I also love the way Facebook and Twitter allow us express our innermost thoughts without any filtration. Some guy went to the supermarket and accidentally walked out without paying for an item. He updated his status accordingly announcing this fact on Facebook asking the cyber-sphere if he was a bad person. He got the perfunctory likes for the update and written responses were varied.
Some reasoned that it was a small item and the supermarket wouldn’t miss it. Some wondered if he was stressed and hence forgetful. Some went on a tirade on how the supermarket made too much money and deserved what they got. No one asked him if he was calling out for help by confessing to petty theft on the Internet that could lead to a possible arrest.
Researchers (jobless individuals) have carried out studies recently and concluded that Facebook makes users sad and dissatisfied with their lives. They said, “…by skimming through photos of friends’ life successes this can trigger feelings of envy, misery and loneliness…”
Admittedly some status updates can be full of airs of compelling charm, romance and excitement and are delusively alluring (basically full of BS); but envy and misery are not the feelings triggered in me, rather its compassion I feel for anyone who takes him/herself seriously on Facebook. Think about it, if you just accepted a marriage proposal and the first thing you want to do is announce it on facebook and Twitter rather than call those loved ones closest and dearest to you, then something ain’t right.

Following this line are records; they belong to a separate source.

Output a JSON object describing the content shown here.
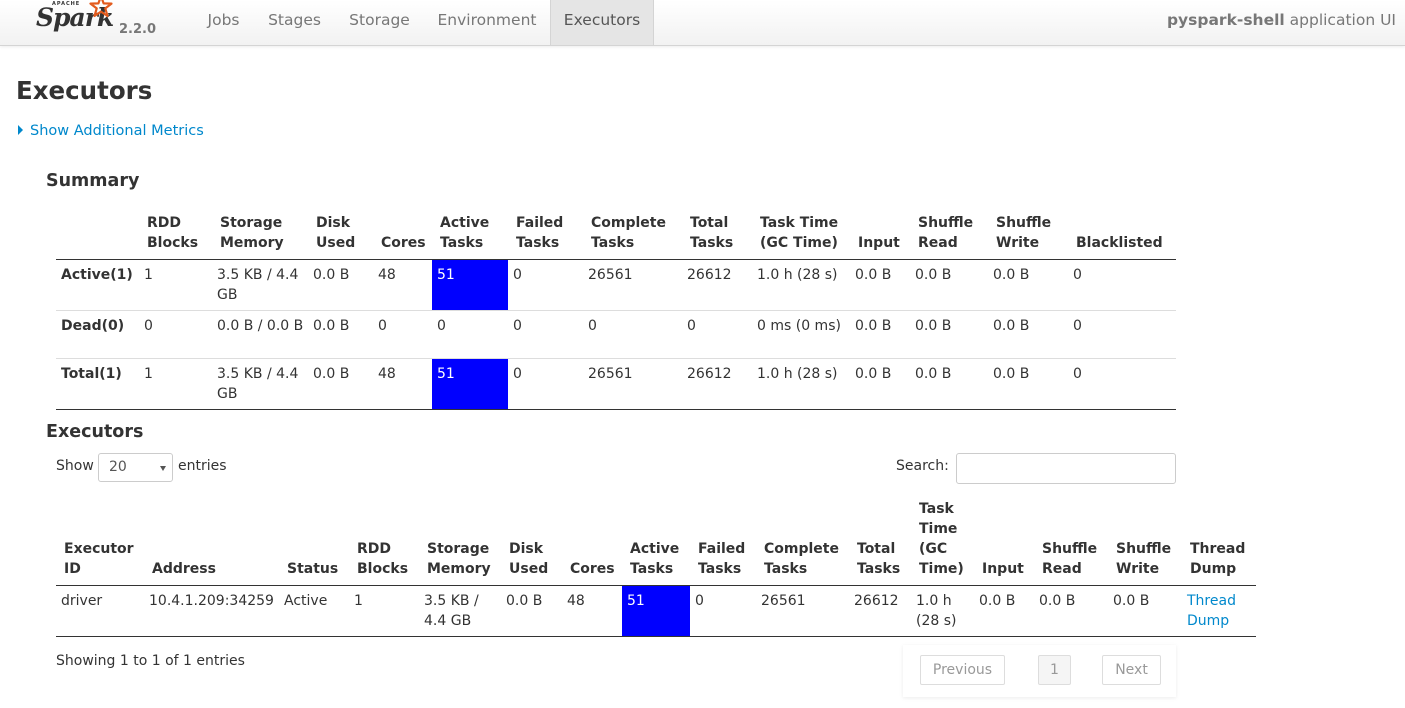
{
  "brand": {
    "apache": "APACHE",
    "name": "Spark",
    "version": "2.2.0"
  },
  "nav": {
    "tabs": [
      "Jobs",
      "Stages",
      "Storage",
      "Environment",
      "Executors"
    ],
    "active": "Executors",
    "app_name": "pyspark-shell",
    "app_suffix": " application UI"
  },
  "page": {
    "title": "Executors",
    "show_metrics": "Show Additional Metrics"
  },
  "summary": {
    "title": "Summary",
    "headers": [
      "",
      "RDD Blocks",
      "Storage Memory",
      "Disk Used",
      "Cores",
      "Active Tasks",
      "Failed Tasks",
      "Complete Tasks",
      "Total Tasks",
      "Task Time (GC Time)",
      "Input",
      "Shuffle Read",
      "Shuffle Write",
      "Blacklisted"
    ],
    "rows": [
      [
        "Active(1)",
        "1",
        "3.5 KB / 4.4 GB",
        "0.0 B",
        "48",
        "51",
        "0",
        "26561",
        "26612",
        "1.0 h (28 s)",
        "0.0 B",
        "0.0 B",
        "0.0 B",
        "0"
      ],
      [
        "Dead(0)",
        "0",
        "0.0 B / 0.0 B",
        "0.0 B",
        "0",
        "0",
        "0",
        "0",
        "0",
        "0 ms (0 ms)",
        "0.0 B",
        "0.0 B",
        "0.0 B",
        "0"
      ],
      [
        "Total(1)",
        "1",
        "3.5 KB / 4.4 GB",
        "0.0 B",
        "48",
        "51",
        "0",
        "26561",
        "26612",
        "1.0 h (28 s)",
        "0.0 B",
        "0.0 B",
        "0.0 B",
        "0"
      ]
    ]
  },
  "executors": {
    "title": "Executors",
    "show_label": "Show",
    "page_size": "20",
    "entries_label": "entries",
    "search_label": "Search:",
    "search_value": "",
    "headers": [
      "Executor ID",
      "Address",
      "Status",
      "RDD Blocks",
      "Storage Memory",
      "Disk Used",
      "Cores",
      "Active Tasks",
      "Failed Tasks",
      "Complete Tasks",
      "Total Tasks",
      "Task Time (GC Time)",
      "Input",
      "Shuffle Read",
      "Shuffle Write",
      "Thread Dump"
    ],
    "rows": [
      [
        "driver",
        "10.4.1.209:34259",
        "Active",
        "1",
        "3.5 KB / 4.4 GB",
        "0.0 B",
        "48",
        "51",
        "0",
        "26561",
        "26612",
        "1.0 h (28 s)",
        "0.0 B",
        "0.0 B",
        "0.0 B",
        "Thread Dump"
      ]
    ],
    "info": "Showing 1 to 1 of 1 entries",
    "pagination": {
      "previous": "Previous",
      "current": "1",
      "next": "Next"
    }
  },
  "colors": {
    "active_tasks_bg": "#0000ff",
    "link": "#0088cc"
  }
}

The researchers failed to mention the “hide” feature on Facebook, that prevents updates that can cause “envy, misery and loneliness” from appearing on the user’s news feed. I use this feature when updates get ridiculous and like someone said, “Wish the person the fabulous life they have on facebook”.